INSTRUCTIONS TO FOLLOW. Scan the data below and pick out the lines containing the word "this".

Website and app data records:
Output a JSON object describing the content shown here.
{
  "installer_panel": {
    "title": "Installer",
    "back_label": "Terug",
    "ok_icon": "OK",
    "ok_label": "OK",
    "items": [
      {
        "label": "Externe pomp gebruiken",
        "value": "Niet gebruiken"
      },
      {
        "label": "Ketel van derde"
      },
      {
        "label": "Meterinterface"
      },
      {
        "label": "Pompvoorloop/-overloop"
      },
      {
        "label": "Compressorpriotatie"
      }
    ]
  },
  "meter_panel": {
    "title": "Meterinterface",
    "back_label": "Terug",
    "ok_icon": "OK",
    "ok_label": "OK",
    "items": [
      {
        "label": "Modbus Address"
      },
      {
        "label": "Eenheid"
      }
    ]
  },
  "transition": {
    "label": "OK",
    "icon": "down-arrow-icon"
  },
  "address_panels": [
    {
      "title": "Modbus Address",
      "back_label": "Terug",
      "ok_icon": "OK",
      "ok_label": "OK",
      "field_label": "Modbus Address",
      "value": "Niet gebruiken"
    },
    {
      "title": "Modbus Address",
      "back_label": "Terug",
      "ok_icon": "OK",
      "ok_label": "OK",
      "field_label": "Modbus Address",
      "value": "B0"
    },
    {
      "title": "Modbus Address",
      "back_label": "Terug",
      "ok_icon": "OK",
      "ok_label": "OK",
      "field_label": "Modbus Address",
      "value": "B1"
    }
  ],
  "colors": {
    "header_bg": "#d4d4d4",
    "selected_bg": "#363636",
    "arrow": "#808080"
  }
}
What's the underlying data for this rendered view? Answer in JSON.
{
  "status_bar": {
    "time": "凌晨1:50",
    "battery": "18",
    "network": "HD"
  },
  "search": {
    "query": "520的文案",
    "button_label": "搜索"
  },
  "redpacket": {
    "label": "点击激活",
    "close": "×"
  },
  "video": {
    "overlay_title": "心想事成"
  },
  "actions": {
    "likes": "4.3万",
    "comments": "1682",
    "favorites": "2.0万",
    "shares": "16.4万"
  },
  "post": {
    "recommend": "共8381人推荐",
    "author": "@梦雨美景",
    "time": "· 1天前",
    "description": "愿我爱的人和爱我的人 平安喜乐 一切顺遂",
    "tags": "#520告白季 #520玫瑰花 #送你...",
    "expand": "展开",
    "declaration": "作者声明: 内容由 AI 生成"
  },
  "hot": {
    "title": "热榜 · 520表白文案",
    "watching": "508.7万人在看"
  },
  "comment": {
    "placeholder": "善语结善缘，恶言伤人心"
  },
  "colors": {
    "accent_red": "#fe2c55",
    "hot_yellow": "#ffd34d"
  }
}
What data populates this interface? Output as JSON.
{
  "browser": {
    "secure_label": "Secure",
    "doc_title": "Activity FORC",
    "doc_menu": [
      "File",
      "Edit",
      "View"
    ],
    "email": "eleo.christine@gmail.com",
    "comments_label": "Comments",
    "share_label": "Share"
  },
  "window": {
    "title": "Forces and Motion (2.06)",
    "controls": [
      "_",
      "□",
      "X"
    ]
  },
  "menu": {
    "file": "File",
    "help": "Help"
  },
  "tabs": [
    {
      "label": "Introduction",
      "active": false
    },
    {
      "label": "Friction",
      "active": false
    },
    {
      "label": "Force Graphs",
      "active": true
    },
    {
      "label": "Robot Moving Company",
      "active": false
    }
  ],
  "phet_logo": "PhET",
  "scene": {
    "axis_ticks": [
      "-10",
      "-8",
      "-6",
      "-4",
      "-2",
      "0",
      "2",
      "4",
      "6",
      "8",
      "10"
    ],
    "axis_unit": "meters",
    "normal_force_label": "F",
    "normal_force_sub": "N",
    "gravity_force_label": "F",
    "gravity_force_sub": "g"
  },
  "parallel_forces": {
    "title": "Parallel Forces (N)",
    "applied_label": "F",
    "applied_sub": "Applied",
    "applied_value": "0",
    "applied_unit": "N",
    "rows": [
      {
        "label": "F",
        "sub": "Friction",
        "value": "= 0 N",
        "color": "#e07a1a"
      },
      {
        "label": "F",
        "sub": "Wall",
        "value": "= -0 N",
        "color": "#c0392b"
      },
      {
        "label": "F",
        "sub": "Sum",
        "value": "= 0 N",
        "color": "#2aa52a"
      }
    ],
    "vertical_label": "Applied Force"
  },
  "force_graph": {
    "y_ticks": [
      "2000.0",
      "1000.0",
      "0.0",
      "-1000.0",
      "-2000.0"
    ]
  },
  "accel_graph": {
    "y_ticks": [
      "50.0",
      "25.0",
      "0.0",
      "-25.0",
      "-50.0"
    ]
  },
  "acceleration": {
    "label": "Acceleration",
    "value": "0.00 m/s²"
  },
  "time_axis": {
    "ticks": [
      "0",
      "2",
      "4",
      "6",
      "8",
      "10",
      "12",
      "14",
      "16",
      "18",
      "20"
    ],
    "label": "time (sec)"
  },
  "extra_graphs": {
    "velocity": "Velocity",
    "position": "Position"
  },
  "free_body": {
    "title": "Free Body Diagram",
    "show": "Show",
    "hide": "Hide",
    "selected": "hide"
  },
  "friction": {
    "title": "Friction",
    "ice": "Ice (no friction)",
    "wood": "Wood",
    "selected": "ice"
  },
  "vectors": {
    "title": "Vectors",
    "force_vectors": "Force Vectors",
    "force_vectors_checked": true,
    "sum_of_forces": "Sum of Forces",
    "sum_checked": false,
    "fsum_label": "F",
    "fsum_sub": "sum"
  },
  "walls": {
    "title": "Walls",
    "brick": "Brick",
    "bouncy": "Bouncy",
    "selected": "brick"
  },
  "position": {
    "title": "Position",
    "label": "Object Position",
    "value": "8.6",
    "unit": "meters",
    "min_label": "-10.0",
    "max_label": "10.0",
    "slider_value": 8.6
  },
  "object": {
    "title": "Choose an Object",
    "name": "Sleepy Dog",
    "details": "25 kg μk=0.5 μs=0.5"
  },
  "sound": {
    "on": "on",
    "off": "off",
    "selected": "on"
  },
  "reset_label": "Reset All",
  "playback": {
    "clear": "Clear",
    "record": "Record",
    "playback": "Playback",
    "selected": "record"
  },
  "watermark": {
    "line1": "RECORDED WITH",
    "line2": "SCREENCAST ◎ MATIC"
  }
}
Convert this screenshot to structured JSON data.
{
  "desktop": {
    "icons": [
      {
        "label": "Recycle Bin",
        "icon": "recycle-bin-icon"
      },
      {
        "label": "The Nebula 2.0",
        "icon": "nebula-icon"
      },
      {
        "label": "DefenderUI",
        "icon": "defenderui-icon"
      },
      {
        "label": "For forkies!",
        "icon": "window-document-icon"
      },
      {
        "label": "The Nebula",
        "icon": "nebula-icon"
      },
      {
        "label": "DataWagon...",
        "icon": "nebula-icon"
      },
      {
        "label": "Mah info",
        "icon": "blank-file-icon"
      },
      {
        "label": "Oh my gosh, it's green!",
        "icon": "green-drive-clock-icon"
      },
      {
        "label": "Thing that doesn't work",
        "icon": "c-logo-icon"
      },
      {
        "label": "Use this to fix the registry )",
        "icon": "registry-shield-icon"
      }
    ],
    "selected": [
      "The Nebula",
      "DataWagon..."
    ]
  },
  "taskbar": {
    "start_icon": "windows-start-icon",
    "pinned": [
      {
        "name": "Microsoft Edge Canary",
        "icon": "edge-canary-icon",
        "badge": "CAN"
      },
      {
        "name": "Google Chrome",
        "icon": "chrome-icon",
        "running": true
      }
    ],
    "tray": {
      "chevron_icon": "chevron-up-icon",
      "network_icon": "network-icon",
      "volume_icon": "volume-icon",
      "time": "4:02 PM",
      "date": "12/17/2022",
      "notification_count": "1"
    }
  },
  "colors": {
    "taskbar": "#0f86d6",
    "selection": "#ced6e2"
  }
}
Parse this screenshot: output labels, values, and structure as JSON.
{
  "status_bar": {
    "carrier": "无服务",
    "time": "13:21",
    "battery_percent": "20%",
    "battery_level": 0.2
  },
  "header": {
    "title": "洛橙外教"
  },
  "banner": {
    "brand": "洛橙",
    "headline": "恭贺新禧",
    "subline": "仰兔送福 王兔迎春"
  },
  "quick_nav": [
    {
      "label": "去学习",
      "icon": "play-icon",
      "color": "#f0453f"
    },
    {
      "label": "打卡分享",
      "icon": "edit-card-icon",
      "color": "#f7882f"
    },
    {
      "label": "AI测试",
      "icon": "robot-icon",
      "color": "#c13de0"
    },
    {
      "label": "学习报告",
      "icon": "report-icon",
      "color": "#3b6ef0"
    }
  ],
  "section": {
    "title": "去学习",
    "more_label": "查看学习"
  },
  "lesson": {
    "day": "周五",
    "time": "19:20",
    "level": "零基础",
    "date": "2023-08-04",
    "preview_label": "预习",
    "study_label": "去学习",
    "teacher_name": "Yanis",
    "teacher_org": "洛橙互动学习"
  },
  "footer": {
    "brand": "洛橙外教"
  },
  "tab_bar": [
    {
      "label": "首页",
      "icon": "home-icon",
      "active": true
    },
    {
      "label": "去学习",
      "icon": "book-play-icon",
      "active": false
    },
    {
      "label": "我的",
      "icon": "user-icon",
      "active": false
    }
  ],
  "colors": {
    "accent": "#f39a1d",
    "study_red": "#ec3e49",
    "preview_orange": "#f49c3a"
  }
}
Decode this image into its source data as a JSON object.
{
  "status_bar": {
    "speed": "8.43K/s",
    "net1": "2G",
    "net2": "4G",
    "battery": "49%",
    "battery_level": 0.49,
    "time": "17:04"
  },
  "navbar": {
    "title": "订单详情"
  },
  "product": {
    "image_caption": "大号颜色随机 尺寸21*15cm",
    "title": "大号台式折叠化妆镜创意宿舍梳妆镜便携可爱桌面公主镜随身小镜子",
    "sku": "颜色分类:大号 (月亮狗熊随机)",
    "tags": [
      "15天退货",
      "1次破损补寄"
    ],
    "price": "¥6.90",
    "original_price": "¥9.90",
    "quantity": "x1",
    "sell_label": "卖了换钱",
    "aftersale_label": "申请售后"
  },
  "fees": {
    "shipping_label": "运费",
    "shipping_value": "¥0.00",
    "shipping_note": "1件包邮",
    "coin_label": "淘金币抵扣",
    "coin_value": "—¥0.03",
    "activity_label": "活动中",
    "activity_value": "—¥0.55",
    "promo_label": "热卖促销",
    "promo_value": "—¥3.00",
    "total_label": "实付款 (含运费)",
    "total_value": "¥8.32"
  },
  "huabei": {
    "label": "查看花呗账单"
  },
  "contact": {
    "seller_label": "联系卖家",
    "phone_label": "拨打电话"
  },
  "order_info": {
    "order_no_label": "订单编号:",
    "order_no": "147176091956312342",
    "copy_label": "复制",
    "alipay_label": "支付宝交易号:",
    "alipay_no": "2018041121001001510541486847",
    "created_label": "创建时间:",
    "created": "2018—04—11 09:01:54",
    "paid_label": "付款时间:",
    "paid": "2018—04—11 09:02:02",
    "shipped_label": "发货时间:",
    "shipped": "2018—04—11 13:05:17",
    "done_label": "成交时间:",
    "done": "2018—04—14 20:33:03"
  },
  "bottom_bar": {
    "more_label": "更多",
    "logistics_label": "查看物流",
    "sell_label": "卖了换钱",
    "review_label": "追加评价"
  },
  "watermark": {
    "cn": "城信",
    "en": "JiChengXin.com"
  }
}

SOLUTION TO THE PROBLEM.
What's the underlying data for this rendered view? Answer in JSON.
What data populates this interface? Output as JSON.
Convert this screenshot to structured JSON data.
        "label": "Use this to fix the registry )",
Parse this screenshot: output labels, values, and structure as JSON.
Decode this image into its source data as a JSON object.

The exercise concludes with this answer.